A whole about corporate meetings in the rest of the article.
Original source: Reaching Peak Meeting Efficiency

Link: Jeff Bezos admits Amazon has ‘the weirdest meeting culture you will ever encounter’, Business Insider

In the letter, he explained that writing a brilliant, long memo requires the writer to understand the subject well. It also requires the writer to “improve results through the simple act of teaching scope.” By that he means doing a great job requires effort, not speed. “A great memo probably should take a week or more” to write, he said in the letter.

“We read [the memos] in the room. Just like high school kids, executives will bluff their way through the meeting as if they’ve read the memo. So you have to carve out time so everyone has actually read the memo – they are not just pretending,” he said.
Original source: Jeff Bezos admits Amazon has ‘the weirdest meeting culture you will ever encounter’, Business Insider

A real corporate meeting, avoiding triggering The Boss

This anecdote from a story on Sears struggles is spot on strategic thinking for most corporate meeting:

There, two mid-level employees were preparing a presentation for the CEO, Eddie Lampert, when their boss rushed in with some last-minute advice.

On a chart pad he wrote three words.

“He looks at the presenters and says, ‘Do not say these words to that guy,'” according to a former Sears executive who described the meeting to Business Insider. “That guy” meant Lampert, who would soon appear on a giant projector screen at the front of the room, beamed in live from a home office inside a $38 million Florida estate – 1,400 miles away from headquarters.

The pad with the three words was out of sight of Lampert’s video feed. One of the words on it was “consumer.”

The stakes were high. If any of those words were uttered in front of Lampert, the two presenters would “get shredded” by the CEO, whose frequent tirades had fostered a climate of fear among the company’s most senior managers, said another person – this one a former vice president.

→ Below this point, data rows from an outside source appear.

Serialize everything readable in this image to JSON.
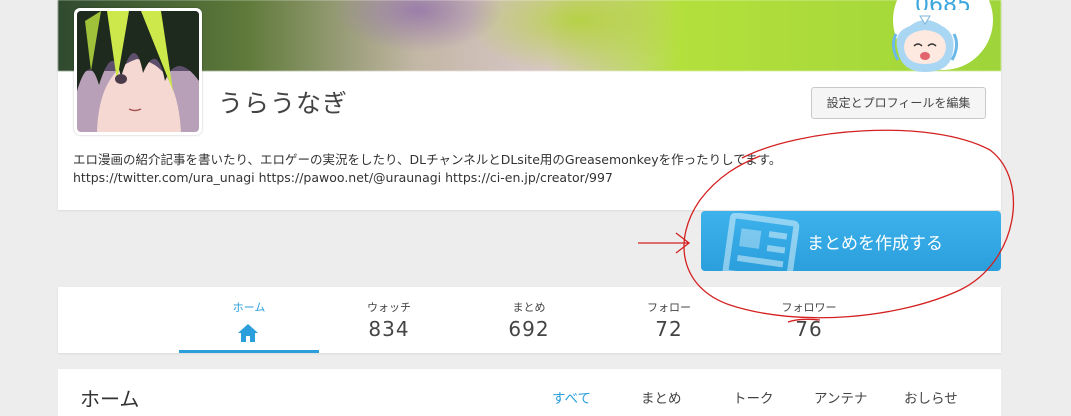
{
  "profile": {
    "cover_count": "0685",
    "username": "うらうなぎ",
    "edit_button": "設定とプロフィールを編集",
    "bio_line1": "エロ漫画の紹介記事を書いたり、エロゲーの実況をしたり、DLチャンネルとDLsite用のGreasemonkeyを作ったりしてます。",
    "bio_line2": "https://twitter.com/ura_unagi https://pawoo.net/@uraunagi https://ci-en.jp/creator/997"
  },
  "create_button": {
    "label": "まとめを作成する"
  },
  "stats": [
    {
      "label": "ホーム",
      "value": "",
      "icon": "home-icon",
      "active": true
    },
    {
      "label": "ウォッチ",
      "value": "834"
    },
    {
      "label": "まとめ",
      "value": "692"
    },
    {
      "label": "フォロー",
      "value": "72"
    },
    {
      "label": "フォロワー",
      "value": "76"
    }
  ],
  "home_section": {
    "title": "ホーム",
    "tabs": [
      {
        "label": "すべて",
        "active": true
      },
      {
        "label": "まとめ"
      },
      {
        "label": "トーク"
      },
      {
        "label": "アンテナ"
      },
      {
        "label": "おしらせ"
      }
    ]
  },
  "colors": {
    "accent": "#2a9fdc",
    "annotation_red": "#d42020"
  }
}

These two and other executives say “consumer” can trigger Lampert. He wants employees to instead refer to shoppers as “members,” which is his term for customers who are enrolled in Sears’ Shop Your Way rewards program.

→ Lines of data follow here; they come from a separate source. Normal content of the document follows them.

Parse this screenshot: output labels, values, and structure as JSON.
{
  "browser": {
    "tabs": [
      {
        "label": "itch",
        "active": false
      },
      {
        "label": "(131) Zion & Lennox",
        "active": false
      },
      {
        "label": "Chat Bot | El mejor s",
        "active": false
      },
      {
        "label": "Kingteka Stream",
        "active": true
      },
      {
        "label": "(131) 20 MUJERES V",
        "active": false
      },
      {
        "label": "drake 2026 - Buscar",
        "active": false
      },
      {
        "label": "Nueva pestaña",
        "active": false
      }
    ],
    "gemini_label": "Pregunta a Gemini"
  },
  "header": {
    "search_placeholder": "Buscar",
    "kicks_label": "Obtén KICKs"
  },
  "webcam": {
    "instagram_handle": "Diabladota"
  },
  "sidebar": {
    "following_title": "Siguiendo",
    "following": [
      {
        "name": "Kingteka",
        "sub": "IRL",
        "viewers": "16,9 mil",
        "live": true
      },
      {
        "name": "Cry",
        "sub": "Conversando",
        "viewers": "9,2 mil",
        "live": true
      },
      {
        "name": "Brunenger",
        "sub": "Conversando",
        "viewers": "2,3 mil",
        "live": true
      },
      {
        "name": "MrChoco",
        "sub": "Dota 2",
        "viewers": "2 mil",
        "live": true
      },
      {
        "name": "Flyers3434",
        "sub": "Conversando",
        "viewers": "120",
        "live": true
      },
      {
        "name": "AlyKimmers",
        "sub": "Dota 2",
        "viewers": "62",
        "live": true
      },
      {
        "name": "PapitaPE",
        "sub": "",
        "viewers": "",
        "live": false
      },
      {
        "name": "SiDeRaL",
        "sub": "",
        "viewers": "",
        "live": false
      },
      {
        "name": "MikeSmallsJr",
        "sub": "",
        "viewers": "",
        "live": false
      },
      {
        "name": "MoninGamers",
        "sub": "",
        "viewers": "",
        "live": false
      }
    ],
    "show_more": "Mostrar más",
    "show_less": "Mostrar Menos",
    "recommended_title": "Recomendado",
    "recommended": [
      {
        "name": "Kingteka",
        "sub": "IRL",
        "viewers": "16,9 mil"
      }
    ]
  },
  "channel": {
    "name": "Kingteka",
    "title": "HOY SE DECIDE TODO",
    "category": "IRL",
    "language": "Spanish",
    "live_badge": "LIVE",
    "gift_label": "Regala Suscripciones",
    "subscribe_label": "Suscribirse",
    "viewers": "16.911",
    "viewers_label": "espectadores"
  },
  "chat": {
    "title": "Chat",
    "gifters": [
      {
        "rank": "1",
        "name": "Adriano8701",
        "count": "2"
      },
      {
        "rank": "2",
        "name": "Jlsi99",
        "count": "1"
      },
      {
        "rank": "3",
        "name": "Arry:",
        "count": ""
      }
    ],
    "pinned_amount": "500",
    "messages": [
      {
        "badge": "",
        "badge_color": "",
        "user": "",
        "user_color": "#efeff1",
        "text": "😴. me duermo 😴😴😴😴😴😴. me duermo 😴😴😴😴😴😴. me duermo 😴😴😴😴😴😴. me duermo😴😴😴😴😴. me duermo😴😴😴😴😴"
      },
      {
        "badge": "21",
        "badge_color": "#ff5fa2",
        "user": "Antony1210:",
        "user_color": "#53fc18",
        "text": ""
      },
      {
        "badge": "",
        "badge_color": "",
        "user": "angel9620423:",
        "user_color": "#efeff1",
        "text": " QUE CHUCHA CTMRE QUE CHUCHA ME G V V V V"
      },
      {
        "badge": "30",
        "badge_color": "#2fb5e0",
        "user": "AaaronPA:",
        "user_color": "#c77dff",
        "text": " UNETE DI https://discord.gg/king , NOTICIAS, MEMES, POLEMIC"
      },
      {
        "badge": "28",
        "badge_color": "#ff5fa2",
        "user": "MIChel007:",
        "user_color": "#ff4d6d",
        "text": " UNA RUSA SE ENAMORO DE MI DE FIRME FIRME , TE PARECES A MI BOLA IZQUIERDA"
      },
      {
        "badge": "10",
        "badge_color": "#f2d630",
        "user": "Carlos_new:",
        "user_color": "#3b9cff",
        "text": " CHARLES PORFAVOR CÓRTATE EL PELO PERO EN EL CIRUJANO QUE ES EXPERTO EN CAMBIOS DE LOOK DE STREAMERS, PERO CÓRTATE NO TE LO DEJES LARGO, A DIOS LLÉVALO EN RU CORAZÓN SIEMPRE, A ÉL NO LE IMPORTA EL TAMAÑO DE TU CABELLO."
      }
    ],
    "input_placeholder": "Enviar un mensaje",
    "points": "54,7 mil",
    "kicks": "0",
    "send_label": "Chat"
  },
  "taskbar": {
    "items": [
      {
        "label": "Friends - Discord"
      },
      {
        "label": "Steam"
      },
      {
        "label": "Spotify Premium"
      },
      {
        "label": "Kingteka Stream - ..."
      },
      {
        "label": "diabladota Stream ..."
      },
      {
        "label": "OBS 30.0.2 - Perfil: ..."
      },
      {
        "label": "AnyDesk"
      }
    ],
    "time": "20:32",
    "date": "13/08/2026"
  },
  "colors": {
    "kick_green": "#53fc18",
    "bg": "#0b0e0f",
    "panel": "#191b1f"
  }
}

It was at that moment, as the executive attending the meeting watched fellow employees anxiously censor themselves in front of Lampert, that he realized he needed to flee the sinking 123-year-old company.

That perfectly captures how much energy you need to spend on seemingly ridiculous details to be successful in corporate environments, not only in caustic ones, but pretty functional ones as well. I love chronically this type of tacit corporate knowledge.

The rest of the article is great background on how older companies are struggling to modernize with plenty of anonymized sources telling gritty, but helpful stories.

Think big, but have small, short, and focused meetings

Have 15 minutes be the default. Sure, sounds interesting.

See also Rumsfeld’s meeting rules which opens with a more management take on what meetings are for:

If you think about it, a meeting’s function is to pool an organization’s collective wisdom and knowledge in one room, making it easier for a manager to learn what his team knows that he doesn’t, and to provide guidance to all of those involved in one place at one time.

Think big, but have small, short, and focused meetings